Laura writes a post titled “Insecure” about confidence in today’s Web and the lack thereof, and it’s well worth reading . I’m aggregating the notes I took on Mastodon here, because I want to come back to them at some point and timelines don’t make good archiving tools.
It is not any of our faults that we have become addicted or obsessed with browsing and posting to social media when these interfaces are specifically designed to addict (engage!) and manipulate (call-to-action!) us.
(Side note: I feel strange about Mastodon because I’ve become addicted and I’m pretty sure it was not the idea. So maybe —surely, even— I also have an addiction tendency that I have to fix.)
I don’t have anything particularly egregious or thrilling to hide from public view, but I want to have control over what I choose to share (y’know, this is a good definition of privacy…)
I like this way of presenting privacy. It’s not hiding things that are personal, it’s choosing what you want to share.
I’ve lost confidence in the web I want to share things on, and I’ve lost confidence in those things I want to share.

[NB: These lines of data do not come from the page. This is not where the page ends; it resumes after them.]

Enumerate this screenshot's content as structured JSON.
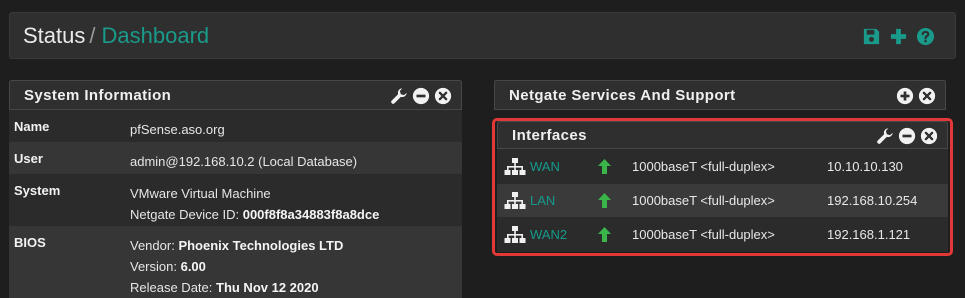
{
  "header": {
    "breadcrumb_root": "Status",
    "breadcrumb_sep": "/",
    "breadcrumb_current": "Dashboard",
    "icons": [
      "save-icon",
      "plus-icon",
      "help-icon"
    ],
    "accent_color": "#1a9a8a"
  },
  "system_info": {
    "title": "System Information",
    "rows": [
      {
        "key": "Name",
        "lines": [
          {
            "text": "pfSense.aso.org"
          }
        ]
      },
      {
        "key": "User",
        "lines": [
          {
            "text": "admin@192.168.10.2 (Local Database)"
          }
        ]
      },
      {
        "key": "System",
        "lines": [
          {
            "text": "VMware Virtual Machine"
          },
          {
            "label": "Netgate Device ID: ",
            "value": "000f8f8a34883f8a8dce"
          }
        ]
      },
      {
        "key": "BIOS",
        "lines": [
          {
            "label": "Vendor: ",
            "value": "Phoenix Technologies LTD"
          },
          {
            "label": "Version: ",
            "value": "6.00"
          },
          {
            "label": "Release Date: ",
            "value": "Thu Nov 12 2020"
          }
        ]
      }
    ]
  },
  "netgate": {
    "title": "Netgate Services And Support"
  },
  "interfaces": {
    "title": "Interfaces",
    "status_color": "#3ab54a",
    "rows": [
      {
        "name": "WAN",
        "status": "up",
        "media": "1000baseT <full-duplex>",
        "address": "10.10.10.130"
      },
      {
        "name": "LAN",
        "status": "up",
        "media": "1000baseT <full-duplex>",
        "address": "192.168.10.254"
      },
      {
        "name": "WAN2",
        "status": "up",
        "media": "1000baseT <full-duplex>",
        "address": "192.168.1.121"
      }
    ]
  }
}
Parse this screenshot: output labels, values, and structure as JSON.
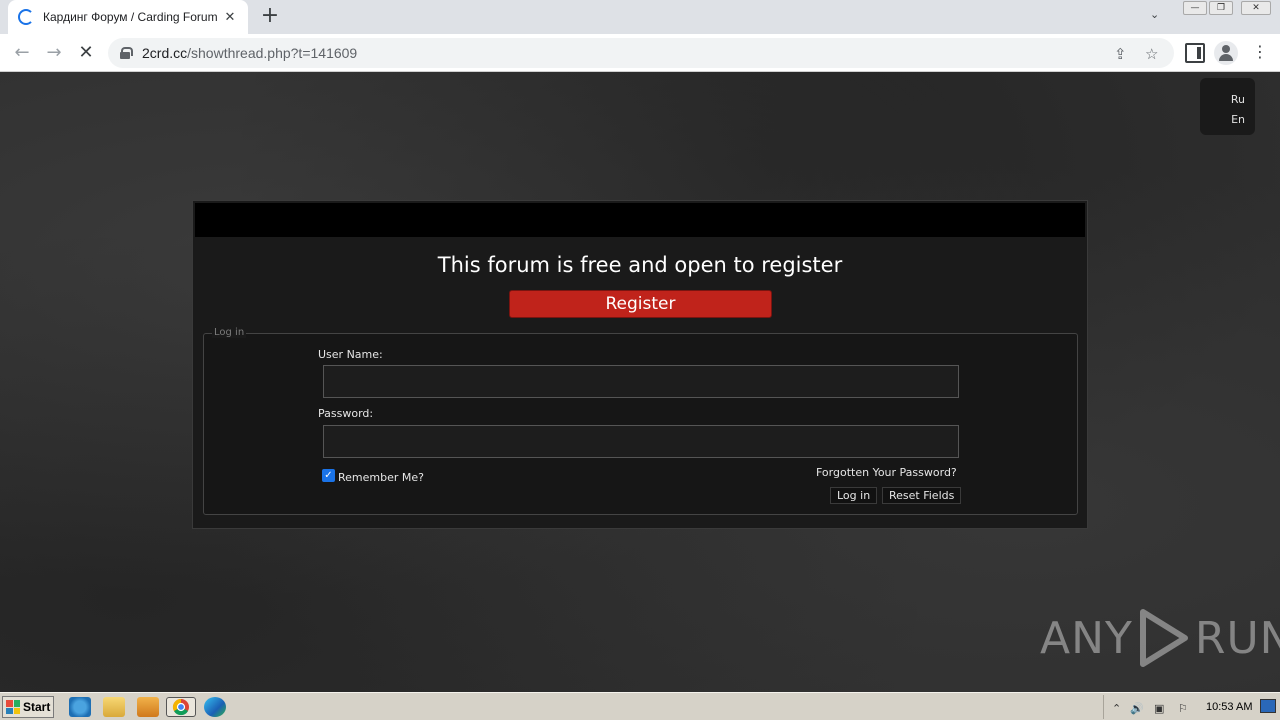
{
  "browser": {
    "tab_title": "Кардинг Форум / Carding Forum",
    "tab_close": "✕",
    "new_tab": "+",
    "tab_search": "⌄",
    "window_controls": [
      "—",
      "❐",
      "✕"
    ],
    "nav": {
      "back": "←",
      "forward": "→",
      "reload": "✕"
    },
    "url_host": "2crd.cc",
    "url_path": "/showthread.php?t=141609",
    "share_icon": "⇪",
    "star_icon": "☆",
    "menu_icon": "⋮"
  },
  "page": {
    "languages": [
      "Ru",
      "En"
    ],
    "headline": "This forum is free and open to register",
    "register_label": "Register",
    "login": {
      "legend": "Log in",
      "username_label": "User Name:",
      "password_label": "Password:",
      "username_value": "",
      "password_value": "",
      "remember_label": "Remember Me?",
      "remember_checked": true,
      "checkmark": "✓",
      "forgot_label": "Forgotten Your Password?",
      "login_button": "Log in",
      "reset_button": "Reset Fields"
    }
  },
  "watermark": {
    "left": "ANY",
    "right": "RUN"
  },
  "taskbar": {
    "start_label": "Start",
    "clock": "10:53 AM",
    "tray_icons": [
      "⌃",
      "🔊",
      "▣",
      "⚐"
    ]
  },
  "colors": {
    "register": "#c0231b",
    "page_bg": "#2e2e2e",
    "panel_bg": "#1a1a1a"
  }
}
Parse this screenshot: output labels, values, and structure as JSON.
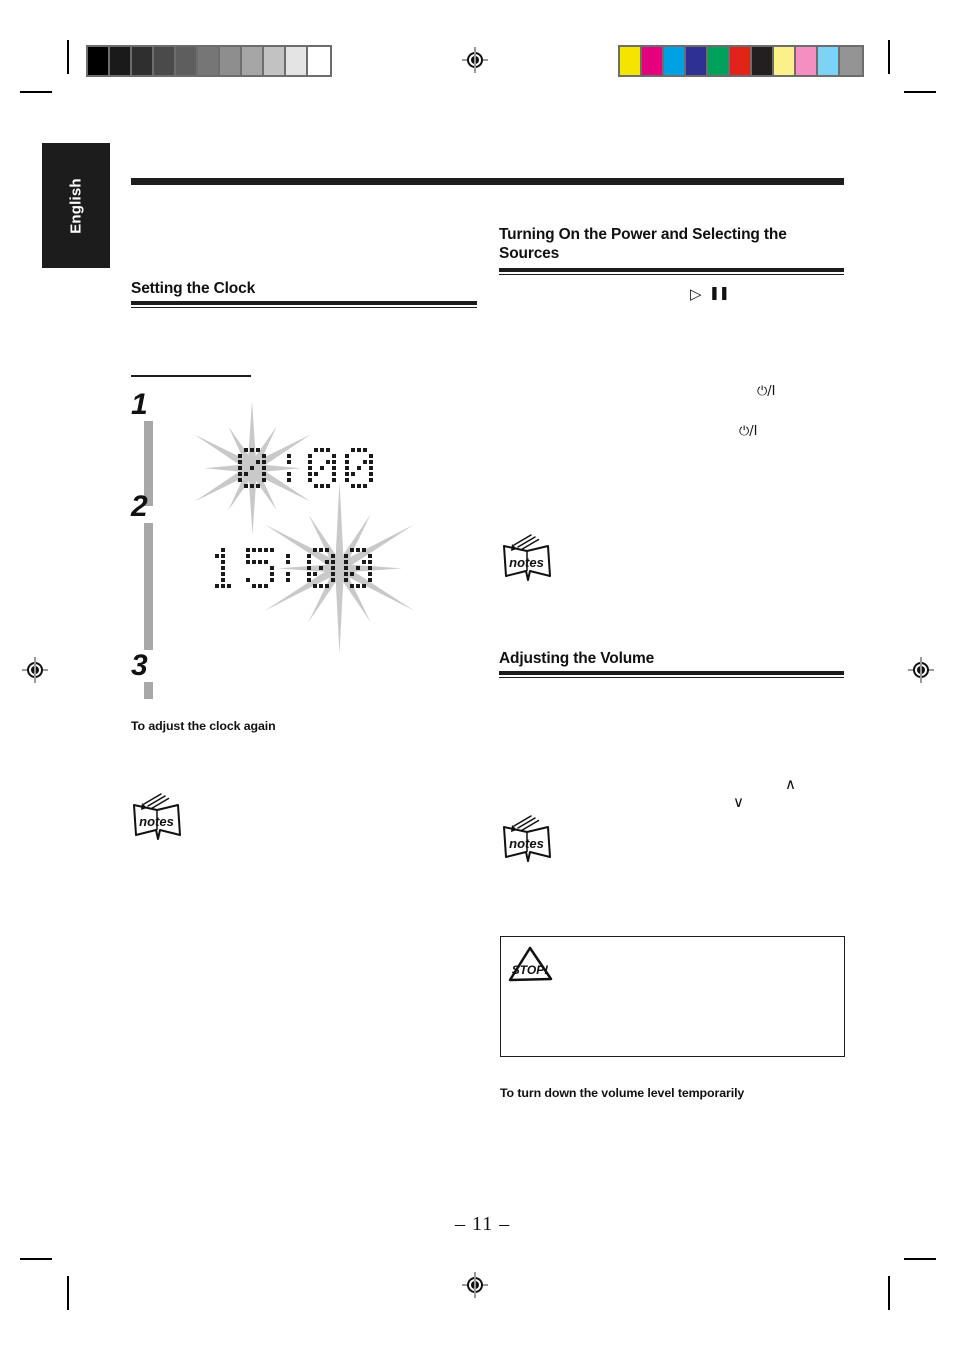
{
  "page": {
    "number_label": "– 11 –",
    "language_tab": "English"
  },
  "print_marks": {
    "grayscale_swatches": [
      "#000000",
      "#1a1a1a",
      "#2f2f2f",
      "#4a4a4a",
      "#5e5e5e",
      "#767676",
      "#8e8e8e",
      "#a6a6a6",
      "#c2c2c2",
      "#e4e4e4",
      "#ffffff"
    ],
    "color_swatches": [
      "#f4e400",
      "#e5007d",
      "#00a0e3",
      "#2e3192",
      "#00a15a",
      "#e2231a",
      "#231f20",
      "#fbf08a",
      "#f58fc2",
      "#7dd2f7",
      "#949494"
    ],
    "registration_icon": "registration-target-icon"
  },
  "left_column": {
    "heading": "Setting the Clock",
    "steps": [
      {
        "number": "1"
      },
      {
        "number": "2"
      },
      {
        "number": "3"
      }
    ],
    "displays": [
      {
        "name": "clock-display-hour",
        "hours": "0",
        "separator": ":",
        "minutes": "00",
        "flashing_part": "hours"
      },
      {
        "name": "clock-display-minute",
        "hours": "15",
        "separator": ":",
        "minutes": "00",
        "flashing_part": "minutes"
      }
    ],
    "subheading": "To adjust the clock again",
    "notes_icon_label": "notes"
  },
  "right_column": {
    "heading_power": "Turning On the Power and Selecting the Sources",
    "heading_volume": "Adjusting the Volume",
    "symbols": {
      "play": "▷",
      "pause": "❚❚",
      "power_standby_1": "⏻/I",
      "power_standby_2": "⏻/I",
      "volume_up": "∧",
      "volume_down": "∨"
    },
    "notes_icon_label": "notes",
    "caution_icon_label": "STOP!",
    "subheading": "To turn down the volume level temporarily"
  }
}
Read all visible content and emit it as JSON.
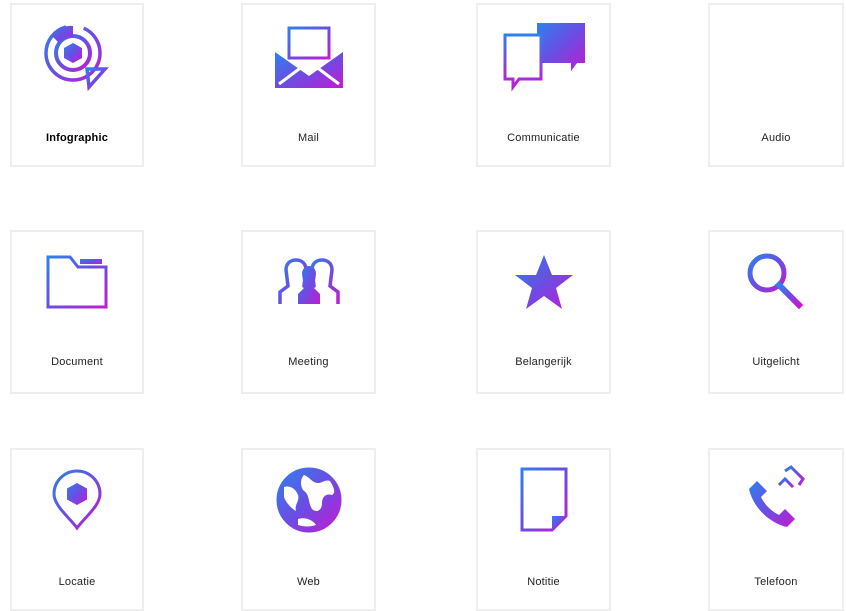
{
  "colors": {
    "gradient_start": "#2f80ed",
    "gradient_mid": "#6a4de4",
    "gradient_end": "#c21bd2",
    "tile_border": "#eeeeee"
  },
  "tiles": [
    {
      "label": "Infographic",
      "icon": "infographic-icon",
      "active": true
    },
    {
      "label": "Mail",
      "icon": "mail-icon"
    },
    {
      "label": "Communicatie",
      "icon": "chat-icon"
    },
    {
      "label": "Audio",
      "icon": "audio-wave-icon"
    },
    {
      "label": "Document",
      "icon": "folder-icon"
    },
    {
      "label": "Meeting",
      "icon": "people-icon"
    },
    {
      "label": "Belangerijk",
      "icon": "star-icon"
    },
    {
      "label": "Uitgelicht",
      "icon": "magnifier-icon"
    },
    {
      "label": "Locatie",
      "icon": "location-pin-icon"
    },
    {
      "label": "Web",
      "icon": "globe-icon"
    },
    {
      "label": "Notitie",
      "icon": "note-icon"
    },
    {
      "label": "Telefoon",
      "icon": "phone-icon"
    }
  ]
}
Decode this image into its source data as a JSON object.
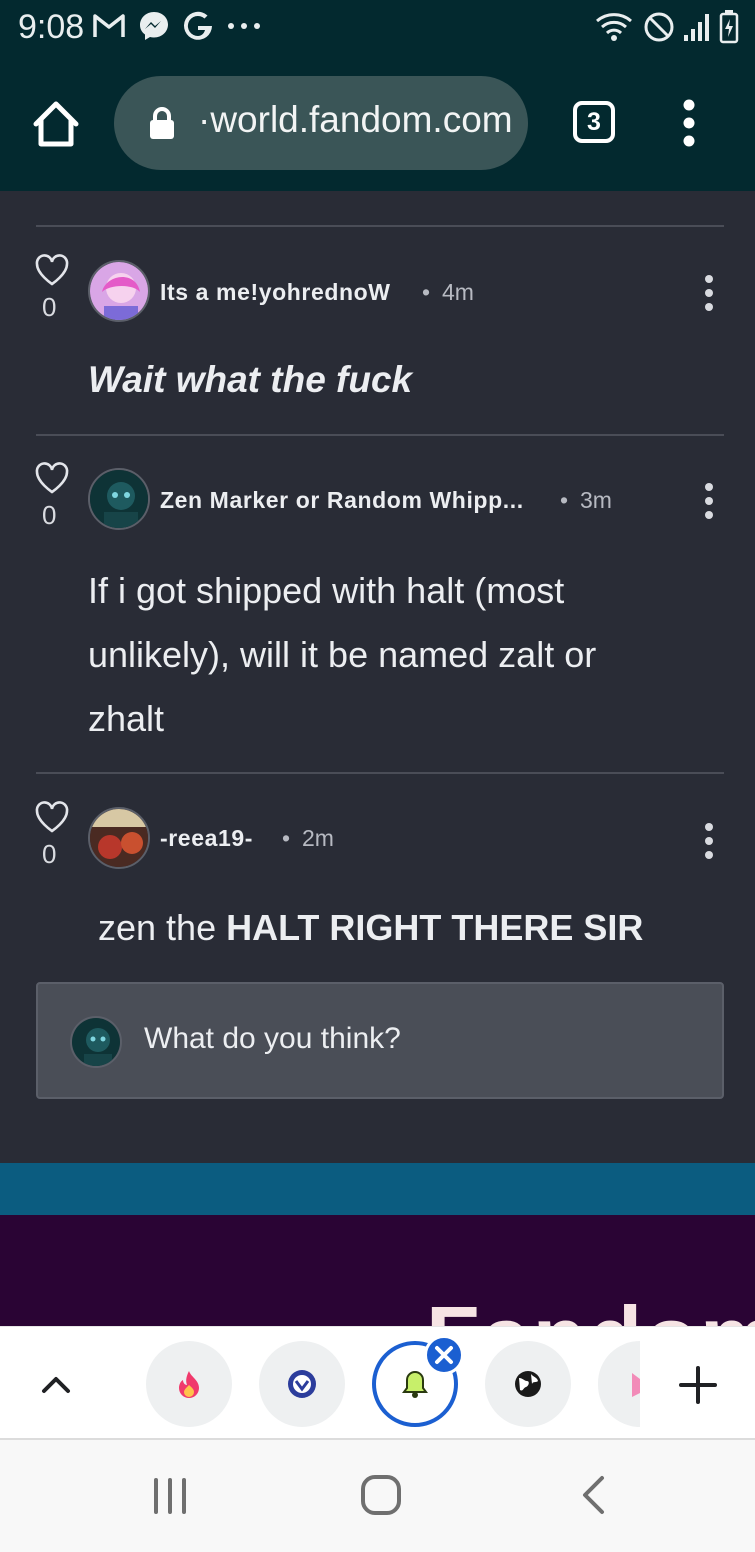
{
  "status_bar": {
    "time": "9:08",
    "left_icons": [
      "gmail-icon",
      "messenger-icon",
      "google-icon",
      "more-notifications-icon"
    ],
    "right_icons": [
      "wifi-icon",
      "do-not-disturb-icon",
      "signal-icon",
      "battery-charging-icon"
    ]
  },
  "browser": {
    "url": "·world.fandom.com",
    "tab_count": "3"
  },
  "comments": [
    {
      "likes": "0",
      "author": "Its a me!yohrednoW",
      "time": "4m",
      "text": "Wait what the fuck"
    },
    {
      "likes": "0",
      "author": "Zen Marker or Random Whipp...",
      "time": "3m",
      "text_lines": [
        "If i got shipped with halt (most",
        "unlikely), will it be named zalt or",
        "zhalt"
      ]
    },
    {
      "likes": "0",
      "author": "-reea19-",
      "time": "2m",
      "text_normal": "zen the ",
      "text_bold": "HALT RIGHT THERE SIR"
    }
  ],
  "separator": "•",
  "reply": {
    "placeholder": "What do you think?"
  },
  "footer": {
    "logo_text": "Fandom"
  },
  "tab_strip": {
    "tabs": [
      "fire-icon",
      "shield-badge-icon",
      "bell-icon",
      "globe-icon",
      "partial-tab-icon"
    ],
    "active_index": 2
  },
  "colors": {
    "toolbar_bg": "#03292f",
    "content_bg": "#292c36",
    "active_tab": "#1b5fd1",
    "footer_band": "#0b5c80",
    "footer_purple": "#2a0434"
  }
}
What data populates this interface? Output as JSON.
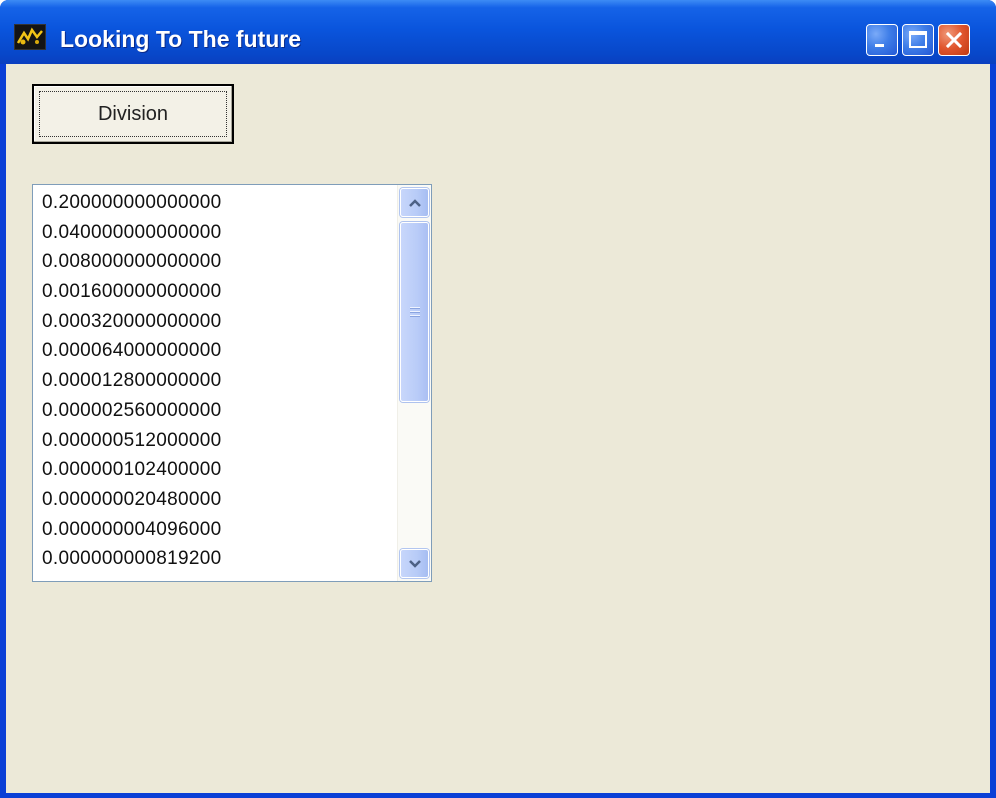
{
  "window": {
    "title": "Looking To The future",
    "app_icon": "app-icon",
    "controls": [
      "minimize-icon",
      "maximize-icon",
      "close-icon"
    ]
  },
  "toolbar": {
    "division_label": "Division"
  },
  "list": {
    "items": [
      "0.200000000000000",
      "0.040000000000000",
      "0.008000000000000",
      "0.001600000000000",
      "0.000320000000000",
      "0.000064000000000",
      "0.000012800000000",
      "0.000002560000000",
      "0.000000512000000",
      "0.000000102400000",
      "0.000000020480000",
      "0.000000004096000",
      "0.000000000819200"
    ]
  },
  "colors": {
    "titlebar": "#0a55dd",
    "client_bg": "#ece9d8",
    "close_button": "#e0552d",
    "list_border": "#7f9db9"
  }
}
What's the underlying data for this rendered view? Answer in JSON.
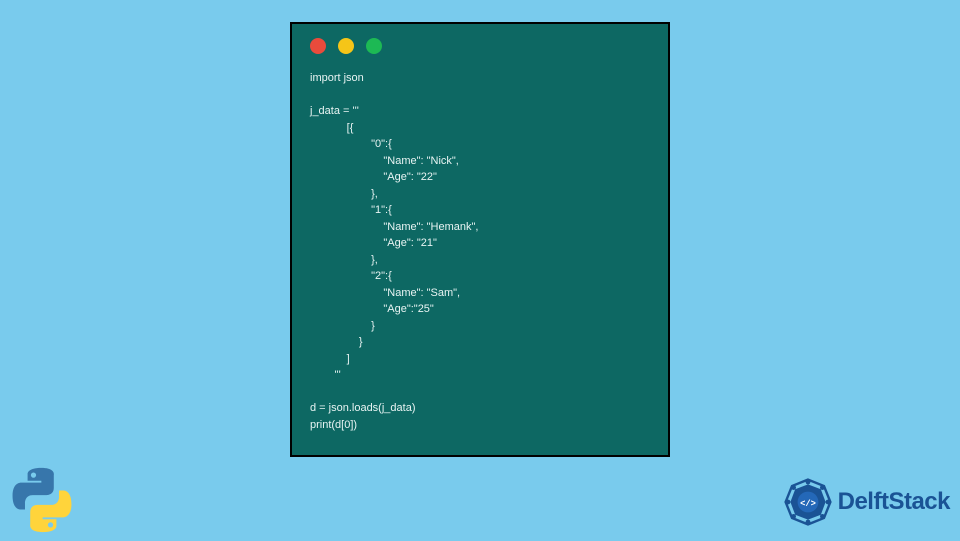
{
  "code_window": {
    "content": "import json\n\nj_data = '''\n            [{\n                    \"0\":{\n                        \"Name\": \"Nick\",\n                        \"Age\": \"22\"\n                    },\n                    \"1\":{\n                        \"Name\": \"Hemank\",\n                        \"Age\": \"21\"\n                    },\n                    \"2\":{\n                        \"Name\": \"Sam\",\n                        \"Age\":\"25\"\n                    }\n                }\n            ]\n        '''\n\nd = json.loads(j_data)\nprint(d[0])"
  },
  "branding": {
    "name": "DelftStack"
  }
}
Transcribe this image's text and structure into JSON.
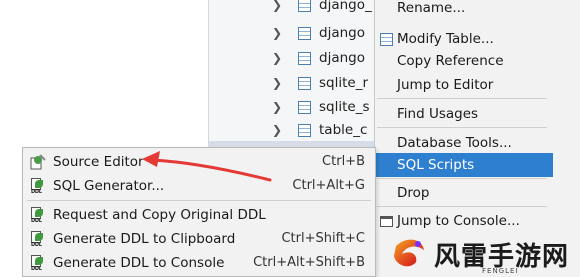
{
  "tree": {
    "rows": [
      {
        "label": "django_"
      },
      {
        "label": "django"
      },
      {
        "label": "django"
      },
      {
        "label": "sqlite_r"
      },
      {
        "label": "sqlite_s"
      },
      {
        "label": "table_c"
      }
    ]
  },
  "context_menu": {
    "items": [
      {
        "label": "Rename...",
        "icon": "none"
      },
      {
        "label": "Modify Table...",
        "icon": "table-icon"
      },
      {
        "label": "Copy Reference",
        "icon": "none"
      },
      {
        "label": "Jump to Editor",
        "icon": "none"
      },
      {
        "label": "Find Usages",
        "icon": "none"
      },
      {
        "label": "Database Tools...",
        "icon": "none"
      },
      {
        "label": "SQL Scripts",
        "icon": "none",
        "selected": true
      },
      {
        "label": "Drop",
        "icon": "none"
      },
      {
        "label": "Jump to Console...",
        "icon": "console-icon"
      }
    ]
  },
  "submenu": {
    "items": [
      {
        "label": "Source Editor",
        "shortcut": "Ctrl+B",
        "icon": "source-editor-icon"
      },
      {
        "label": "SQL Generator...",
        "shortcut": "Ctrl+Alt+G",
        "icon": "ddl-icon"
      },
      {
        "label": "Request and Copy Original DDL",
        "shortcut": "",
        "icon": "ddl-icon"
      },
      {
        "label": "Generate DDL to Clipboard",
        "shortcut": "Ctrl+Shift+C",
        "icon": "ddl-icon"
      },
      {
        "label": "Generate DDL to Console",
        "shortcut": "Ctrl+Alt+Shift+B",
        "icon": "ddl-icon"
      }
    ]
  },
  "watermark": {
    "title": "风雷手游网",
    "subtitle": "FENGLEI"
  },
  "colors": {
    "selection": "#2f7fd0",
    "arrow": "#e53935",
    "menu_bg": "#f2f2f2"
  }
}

Thank you Laura for articulating this.
Karl Dubost for instance always made me think he somehow “masters” his online presence , but it comes at a great cost of effort and secrecy, I think. And we don’t really want to hide, we just want to be confident when we share (the other way around, thus).
Part of this is convincing myself that I have something worthwhile to say again. That sharing something cool or posting the odd thought doesn’t mean I’m arrogant and think the world needs to hear me. I’m just craving connection over shared experiences.
(For the record, Laura, you have a lot of worthwhile things to say.)
Here’s what I do:
- post relevant, pro things on Twitter,
- joke like there’s no tomorrow on Mastodon,
- blog “for myself”, as I have decided that my place is my place (duh!) and if someone likes it, good; if they don’t, they just have to not read me.
I find connections still work (here on Mastodon with politically-enlightened people who like their fun; on Twitter with colleagues; on my blog with people who like to take the time to blog about –well, anything).
I’m still a bit worried that my Twitter and Mastodon accounts point to the same personal website, but for the moment I still feel it’s safe to do that.
Case in point: The value of networking tools. 25 visitors since Tuesday, but a good place to track my thoughts of the moment. Lucky if someone adds to it, happy to be able to write (I like to write for the sake of writing), useful if someone asks “what do you think of” and not being taken by surprise.
99% of the RSS feeds recommended to me were of white men.
Yes, another problem, this one. I’ve pushed female co-workers to blog (not all white, moreover). One of them posted two articles to Medium (although I warned her about the non-perennial frailty of it), the other is stuck on Instagram, every other week saying “I should get a blog”. By all means, yes!